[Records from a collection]
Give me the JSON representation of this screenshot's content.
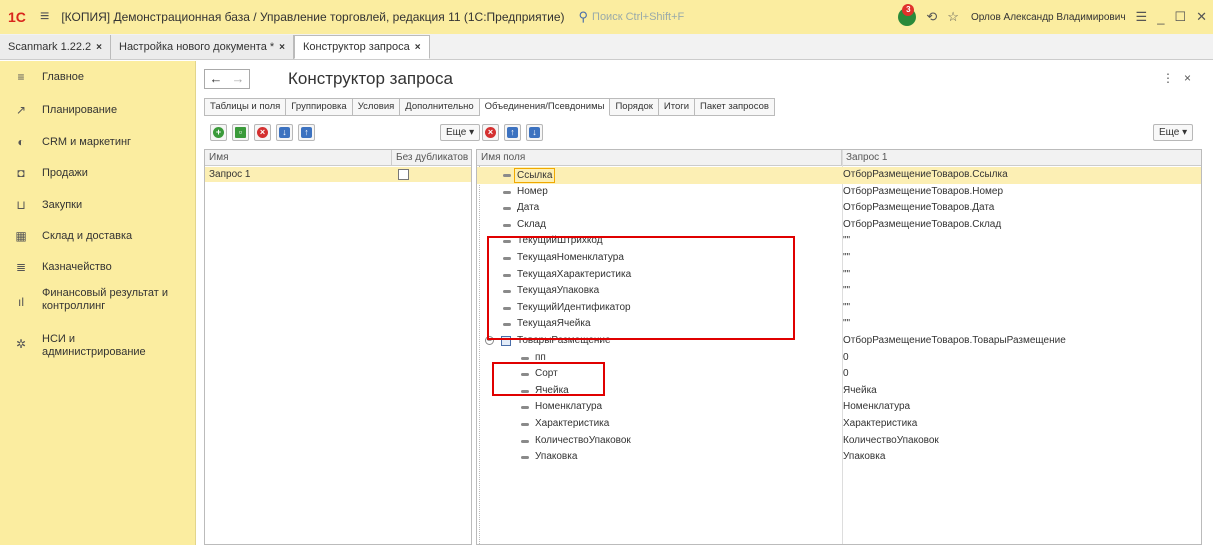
{
  "titlebar": {
    "logo": "1С",
    "title": "[КОПИЯ] Демонстрационная база / Управление торговлей, редакция 11  (1С:Предприятие)",
    "search_placeholder": "Поиск Ctrl+Shift+F",
    "notif_count": "3",
    "user": "Орлов Александр Владимирович"
  },
  "doc_tabs": [
    {
      "label": "Scanmark 1.22.2"
    },
    {
      "label": "Настройка нового документа *"
    },
    {
      "label": "Конструктор запроса"
    }
  ],
  "sidebar": {
    "items": [
      {
        "label": "Главное",
        "icon": "menu-icon"
      },
      {
        "label": "Планирование",
        "icon": "chart-icon"
      },
      {
        "label": "CRM и маркетинг",
        "icon": "crm-icon"
      },
      {
        "label": "Продажи",
        "icon": "bag-icon"
      },
      {
        "label": "Закупки",
        "icon": "cart-icon"
      },
      {
        "label": "Склад и доставка",
        "icon": "warehouse-icon"
      },
      {
        "label": "Казначейство",
        "icon": "coins-icon"
      },
      {
        "label": "Финансовый результат и",
        "label2": "контроллинг",
        "icon": "bar-chart-icon"
      },
      {
        "label": "НСИ и",
        "label2": "администрирование",
        "icon": "gear-icon"
      }
    ]
  },
  "main": {
    "title": "Конструктор запроса",
    "query_tabs": [
      "Таблицы и поля",
      "Группировка",
      "Условия",
      "Дополнительно",
      "Объединения/Псевдонимы",
      "Порядок",
      "Итоги",
      "Пакет запросов"
    ],
    "more_label": "Еще ▾",
    "left_table": {
      "headers": [
        "Имя",
        "Без дубликатов"
      ],
      "rows": [
        {
          "name": "Запрос 1",
          "no_duplicates": false
        }
      ]
    },
    "right_table": {
      "headers": [
        "Имя поля",
        "Запрос 1"
      ],
      "rows": [
        {
          "field": "Ссылка",
          "value": "ОтборРазмещениеТоваров.Ссылка",
          "level": 1,
          "selected": true
        },
        {
          "field": "Номер",
          "value": "ОтборРазмещениеТоваров.Номер",
          "level": 1
        },
        {
          "field": "Дата",
          "value": "ОтборРазмещениеТоваров.Дата",
          "level": 1
        },
        {
          "field": "Склад",
          "value": "ОтборРазмещениеТоваров.Склад",
          "level": 1
        },
        {
          "field": "ТекущийШтрихкод",
          "value": "\"\"",
          "level": 1
        },
        {
          "field": "ТекущаяНоменклатура",
          "value": "\"\"",
          "level": 1
        },
        {
          "field": "ТекущаяХарактеристика",
          "value": "\"\"",
          "level": 1
        },
        {
          "field": "ТекущаяУпаковка",
          "value": "\"\"",
          "level": 1
        },
        {
          "field": "ТекущийИдентификатор",
          "value": "\"\"",
          "level": 1
        },
        {
          "field": "ТекущаяЯчейка",
          "value": "\"\"",
          "level": 1
        },
        {
          "field": "ТоварыРазмещение",
          "value": "ОтборРазмещениеТоваров.ТоварыРазмещение",
          "level": 0,
          "table": true
        },
        {
          "field": "пп",
          "value": "0",
          "level": 2
        },
        {
          "field": "Сорт",
          "value": "0",
          "level": 2
        },
        {
          "field": "Ячейка",
          "value": "Ячейка",
          "level": 2
        },
        {
          "field": "Номенклатура",
          "value": "Номенклатура",
          "level": 2
        },
        {
          "field": "Характеристика",
          "value": "Характеристика",
          "level": 2
        },
        {
          "field": "КоличествоУпаковок",
          "value": "КоличествоУпаковок",
          "level": 2
        },
        {
          "field": "Упаковка",
          "value": "Упаковка",
          "level": 2
        }
      ]
    }
  },
  "colors": {
    "accent_yellow": "#fbeda0",
    "selection": "#fcefb4",
    "highlight_red": "#e00000"
  }
}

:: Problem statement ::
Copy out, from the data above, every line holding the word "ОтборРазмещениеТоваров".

:: Result ::
          "value": "ОтборРазмещениеТоваров.Ссылка",
          "value": "ОтборРазмещениеТоваров.Номер",
          "value": "ОтборРазмещениеТоваров.Дата",
          "value": "ОтборРазмещениеТоваров.Склад",
          "value": "ОтборРазмещениеТоваров.ТоварыРазмещение",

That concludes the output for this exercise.